Look through the entries for the string "icon", and copy each line that holds it.

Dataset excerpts
----------------

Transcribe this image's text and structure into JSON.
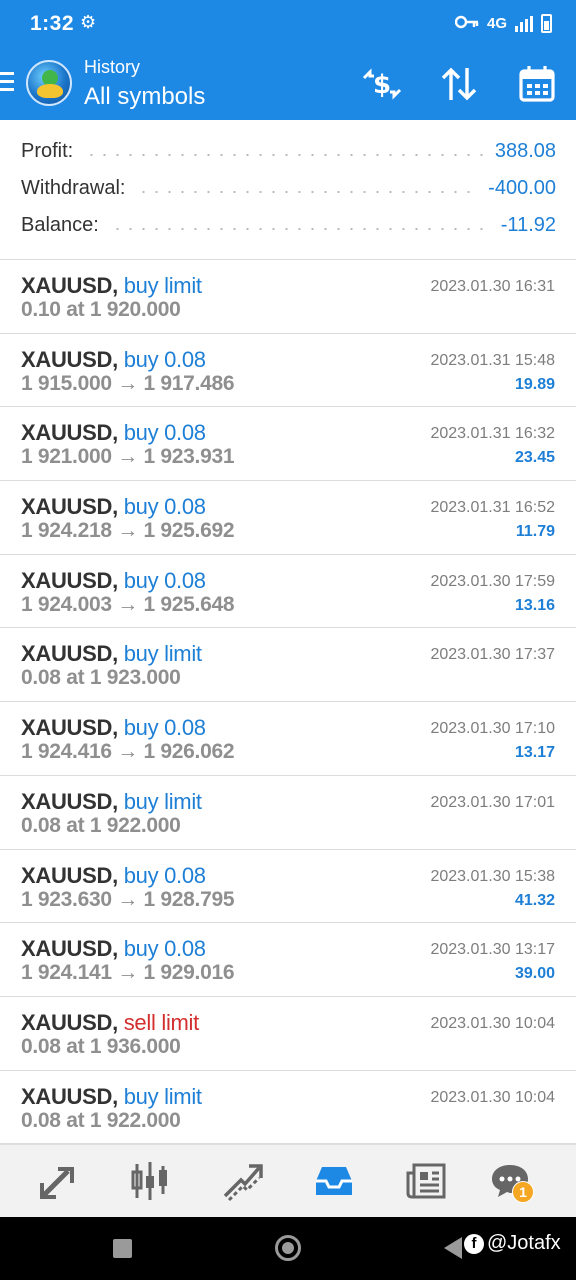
{
  "status_bar": {
    "time": "1:32",
    "network": "4G"
  },
  "app_bar": {
    "subtitle": "History",
    "title": "All symbols"
  },
  "summary": {
    "profit_label": "Profit:",
    "profit_value": "388.08",
    "withdrawal_label": "Withdrawal:",
    "withdrawal_value": "-400.00",
    "balance_label": "Balance:",
    "balance_value": "-11.92"
  },
  "deals": [
    {
      "symbol": "XAUUSD",
      "action": "buy limit",
      "action_type": "buy",
      "detail": "0.10 at 1 920.000",
      "time": "2023.01.30 16:31",
      "profit": ""
    },
    {
      "symbol": "XAUUSD",
      "action": "buy 0.08",
      "action_type": "buy",
      "detail": "1 915.000 → 1 917.486",
      "time": "2023.01.31 15:48",
      "profit": "19.89"
    },
    {
      "symbol": "XAUUSD",
      "action": "buy 0.08",
      "action_type": "buy",
      "detail": "1 921.000 → 1 923.931",
      "time": "2023.01.31 16:32",
      "profit": "23.45"
    },
    {
      "symbol": "XAUUSD",
      "action": "buy 0.08",
      "action_type": "buy",
      "detail": "1 924.218 → 1 925.692",
      "time": "2023.01.31 16:52",
      "profit": "11.79"
    },
    {
      "symbol": "XAUUSD",
      "action": "buy 0.08",
      "action_type": "buy",
      "detail": "1 924.003 → 1 925.648",
      "time": "2023.01.30 17:59",
      "profit": "13.16"
    },
    {
      "symbol": "XAUUSD",
      "action": "buy limit",
      "action_type": "buy",
      "detail": "0.08 at 1 923.000",
      "time": "2023.01.30 17:37",
      "profit": ""
    },
    {
      "symbol": "XAUUSD",
      "action": "buy 0.08",
      "action_type": "buy",
      "detail": "1 924.416 → 1 926.062",
      "time": "2023.01.30 17:10",
      "profit": "13.17"
    },
    {
      "symbol": "XAUUSD",
      "action": "buy limit",
      "action_type": "buy",
      "detail": "0.08 at 1 922.000",
      "time": "2023.01.30 17:01",
      "profit": ""
    },
    {
      "symbol": "XAUUSD",
      "action": "buy 0.08",
      "action_type": "buy",
      "detail": "1 923.630 → 1 928.795",
      "time": "2023.01.30 15:38",
      "profit": "41.32"
    },
    {
      "symbol": "XAUUSD",
      "action": "buy 0.08",
      "action_type": "buy",
      "detail": "1 924.141 → 1 929.016",
      "time": "2023.01.30 13:17",
      "profit": "39.00"
    },
    {
      "symbol": "XAUUSD",
      "action": "sell limit",
      "action_type": "sell",
      "detail": "0.08 at 1 936.000",
      "time": "2023.01.30 10:04",
      "profit": ""
    },
    {
      "symbol": "XAUUSD",
      "action": "buy limit",
      "action_type": "buy",
      "detail": "0.08 at 1 922.000",
      "time": "2023.01.30 10:04",
      "profit": ""
    }
  ],
  "bottom_nav": {
    "items": [
      {
        "icon": "quotes-icon"
      },
      {
        "icon": "chart-icon"
      },
      {
        "icon": "trade-icon"
      },
      {
        "icon": "history-icon",
        "active": true
      },
      {
        "icon": "news-icon"
      },
      {
        "icon": "messages-icon",
        "badge": "1"
      }
    ]
  },
  "watermark": {
    "text": "@Jotafx"
  },
  "colors": {
    "primary": "#1e88e5",
    "value_blue": "#1e7fd6",
    "sell_red": "#d32f2f",
    "badge": "#f5a623"
  }
}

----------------

* Written reply
        "icon": "quotes-icon"
        "icon": "chart-icon"
        "icon": "trade-icon"
        "icon": "history-icon",
        "icon": "news-icon"
        "icon": "messages-icon",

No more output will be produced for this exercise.